§ **Work to be completed**: From the records below, return every line containing the word "animal".
++++++
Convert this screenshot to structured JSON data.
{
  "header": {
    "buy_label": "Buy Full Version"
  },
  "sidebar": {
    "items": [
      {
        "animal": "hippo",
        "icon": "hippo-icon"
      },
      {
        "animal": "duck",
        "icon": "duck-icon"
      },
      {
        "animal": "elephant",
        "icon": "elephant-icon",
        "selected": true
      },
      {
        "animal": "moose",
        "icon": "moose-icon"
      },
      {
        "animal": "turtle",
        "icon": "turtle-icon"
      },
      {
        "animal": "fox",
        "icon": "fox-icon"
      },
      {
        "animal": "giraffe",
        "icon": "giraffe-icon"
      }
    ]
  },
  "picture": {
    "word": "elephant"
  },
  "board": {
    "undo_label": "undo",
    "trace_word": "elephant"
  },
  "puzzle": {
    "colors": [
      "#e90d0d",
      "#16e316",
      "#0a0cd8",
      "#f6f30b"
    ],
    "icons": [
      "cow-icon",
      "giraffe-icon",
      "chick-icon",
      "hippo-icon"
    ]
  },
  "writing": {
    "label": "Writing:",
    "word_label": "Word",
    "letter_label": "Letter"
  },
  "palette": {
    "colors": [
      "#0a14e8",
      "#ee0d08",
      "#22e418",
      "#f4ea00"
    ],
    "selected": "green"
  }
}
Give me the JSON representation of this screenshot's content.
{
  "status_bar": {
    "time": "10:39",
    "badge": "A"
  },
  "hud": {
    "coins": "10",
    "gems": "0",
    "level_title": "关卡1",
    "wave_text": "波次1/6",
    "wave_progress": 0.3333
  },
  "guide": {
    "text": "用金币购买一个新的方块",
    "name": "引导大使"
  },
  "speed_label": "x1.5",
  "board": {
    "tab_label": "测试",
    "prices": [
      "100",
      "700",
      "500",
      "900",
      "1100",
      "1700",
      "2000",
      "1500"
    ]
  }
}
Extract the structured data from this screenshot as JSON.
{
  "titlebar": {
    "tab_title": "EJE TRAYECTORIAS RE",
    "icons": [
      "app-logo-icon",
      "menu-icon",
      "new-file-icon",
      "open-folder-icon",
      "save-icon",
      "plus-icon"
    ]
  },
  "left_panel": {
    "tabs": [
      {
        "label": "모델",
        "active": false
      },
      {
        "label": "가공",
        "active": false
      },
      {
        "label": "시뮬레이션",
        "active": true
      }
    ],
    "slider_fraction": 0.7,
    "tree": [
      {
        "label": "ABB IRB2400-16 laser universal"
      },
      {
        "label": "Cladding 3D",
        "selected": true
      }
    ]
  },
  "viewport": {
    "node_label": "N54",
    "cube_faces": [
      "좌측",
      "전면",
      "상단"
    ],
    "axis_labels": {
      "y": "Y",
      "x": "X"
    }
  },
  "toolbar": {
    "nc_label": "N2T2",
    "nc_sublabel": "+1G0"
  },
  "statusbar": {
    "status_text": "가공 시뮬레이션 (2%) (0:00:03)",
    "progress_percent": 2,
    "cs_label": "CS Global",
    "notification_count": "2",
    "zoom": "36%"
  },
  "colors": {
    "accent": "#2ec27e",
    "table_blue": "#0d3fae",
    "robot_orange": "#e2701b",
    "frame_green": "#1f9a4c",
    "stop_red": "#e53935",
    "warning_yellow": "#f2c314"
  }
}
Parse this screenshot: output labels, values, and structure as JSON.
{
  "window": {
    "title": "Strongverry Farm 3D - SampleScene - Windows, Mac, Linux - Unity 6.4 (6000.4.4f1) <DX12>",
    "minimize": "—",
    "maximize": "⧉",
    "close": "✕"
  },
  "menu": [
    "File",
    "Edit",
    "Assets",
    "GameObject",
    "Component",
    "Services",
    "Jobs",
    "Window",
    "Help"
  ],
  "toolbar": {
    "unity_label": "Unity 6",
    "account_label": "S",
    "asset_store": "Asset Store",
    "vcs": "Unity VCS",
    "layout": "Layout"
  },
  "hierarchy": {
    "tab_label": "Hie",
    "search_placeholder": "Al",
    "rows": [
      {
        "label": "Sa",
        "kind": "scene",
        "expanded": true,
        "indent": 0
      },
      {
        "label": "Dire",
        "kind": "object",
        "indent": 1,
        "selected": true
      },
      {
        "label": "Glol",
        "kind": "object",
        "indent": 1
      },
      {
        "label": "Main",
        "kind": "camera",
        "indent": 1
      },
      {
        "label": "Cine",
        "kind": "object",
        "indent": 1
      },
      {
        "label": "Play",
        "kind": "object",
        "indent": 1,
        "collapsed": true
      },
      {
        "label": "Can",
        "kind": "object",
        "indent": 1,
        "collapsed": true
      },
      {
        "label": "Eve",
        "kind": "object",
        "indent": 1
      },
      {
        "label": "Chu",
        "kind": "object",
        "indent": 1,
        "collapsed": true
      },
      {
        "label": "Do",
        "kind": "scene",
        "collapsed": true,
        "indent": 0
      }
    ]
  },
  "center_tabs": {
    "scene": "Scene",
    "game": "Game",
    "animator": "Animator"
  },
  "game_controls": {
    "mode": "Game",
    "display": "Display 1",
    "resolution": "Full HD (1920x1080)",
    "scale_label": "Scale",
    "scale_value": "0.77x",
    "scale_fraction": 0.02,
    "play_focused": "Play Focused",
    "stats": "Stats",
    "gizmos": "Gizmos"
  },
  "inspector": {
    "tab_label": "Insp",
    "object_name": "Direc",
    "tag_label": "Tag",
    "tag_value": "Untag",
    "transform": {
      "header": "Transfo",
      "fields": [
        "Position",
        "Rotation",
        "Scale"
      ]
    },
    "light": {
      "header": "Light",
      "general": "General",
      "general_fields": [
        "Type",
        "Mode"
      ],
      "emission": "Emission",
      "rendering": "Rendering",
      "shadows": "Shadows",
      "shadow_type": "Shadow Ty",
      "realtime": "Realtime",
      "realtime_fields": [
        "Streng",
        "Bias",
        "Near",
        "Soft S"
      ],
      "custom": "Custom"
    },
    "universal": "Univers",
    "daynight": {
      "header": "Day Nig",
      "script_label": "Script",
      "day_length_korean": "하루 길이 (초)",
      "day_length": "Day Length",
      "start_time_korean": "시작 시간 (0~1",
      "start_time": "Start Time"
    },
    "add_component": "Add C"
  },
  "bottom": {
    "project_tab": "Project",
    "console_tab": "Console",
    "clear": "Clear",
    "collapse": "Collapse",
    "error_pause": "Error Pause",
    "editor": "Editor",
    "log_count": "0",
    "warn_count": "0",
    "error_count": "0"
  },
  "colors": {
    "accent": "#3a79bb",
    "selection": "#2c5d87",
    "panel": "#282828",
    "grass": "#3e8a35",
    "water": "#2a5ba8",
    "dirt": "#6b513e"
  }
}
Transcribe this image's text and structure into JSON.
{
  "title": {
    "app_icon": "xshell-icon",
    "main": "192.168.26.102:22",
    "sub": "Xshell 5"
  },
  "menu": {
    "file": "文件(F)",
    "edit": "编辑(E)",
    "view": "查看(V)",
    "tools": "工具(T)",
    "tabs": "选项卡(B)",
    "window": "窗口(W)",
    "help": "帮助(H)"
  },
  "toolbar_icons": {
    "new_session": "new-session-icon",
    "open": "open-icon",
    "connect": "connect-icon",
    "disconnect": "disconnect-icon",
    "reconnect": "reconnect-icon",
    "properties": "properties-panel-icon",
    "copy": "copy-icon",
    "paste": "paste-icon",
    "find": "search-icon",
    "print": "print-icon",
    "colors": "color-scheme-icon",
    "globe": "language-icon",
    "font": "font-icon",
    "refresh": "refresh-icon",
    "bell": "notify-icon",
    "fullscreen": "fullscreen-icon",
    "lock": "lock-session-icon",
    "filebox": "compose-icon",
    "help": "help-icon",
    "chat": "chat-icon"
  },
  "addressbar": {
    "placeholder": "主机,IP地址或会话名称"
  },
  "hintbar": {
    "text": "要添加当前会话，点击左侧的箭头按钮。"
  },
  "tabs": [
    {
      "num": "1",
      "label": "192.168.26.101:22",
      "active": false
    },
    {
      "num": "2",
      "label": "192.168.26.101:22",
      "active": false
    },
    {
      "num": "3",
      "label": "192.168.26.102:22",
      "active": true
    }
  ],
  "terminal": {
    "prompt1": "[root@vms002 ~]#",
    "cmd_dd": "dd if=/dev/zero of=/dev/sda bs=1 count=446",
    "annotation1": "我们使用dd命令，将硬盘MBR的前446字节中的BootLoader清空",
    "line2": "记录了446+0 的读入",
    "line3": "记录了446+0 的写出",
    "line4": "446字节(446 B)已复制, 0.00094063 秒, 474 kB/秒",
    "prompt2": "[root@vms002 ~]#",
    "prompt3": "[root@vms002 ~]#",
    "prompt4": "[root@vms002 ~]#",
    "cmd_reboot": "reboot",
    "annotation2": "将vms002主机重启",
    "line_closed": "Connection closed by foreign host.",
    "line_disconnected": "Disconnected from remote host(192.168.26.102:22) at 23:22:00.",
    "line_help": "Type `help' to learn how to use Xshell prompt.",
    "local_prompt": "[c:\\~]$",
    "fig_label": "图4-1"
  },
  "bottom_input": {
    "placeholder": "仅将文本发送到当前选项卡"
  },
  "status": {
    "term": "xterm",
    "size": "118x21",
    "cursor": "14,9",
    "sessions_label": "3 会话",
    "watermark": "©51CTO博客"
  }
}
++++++
§ **Task result**:
        "animal": "hippo",
        "animal": "duck",
        "animal": "elephant",
        "animal": "moose",
        "animal": "turtle",
        "animal": "fox",
        "animal": "giraffe",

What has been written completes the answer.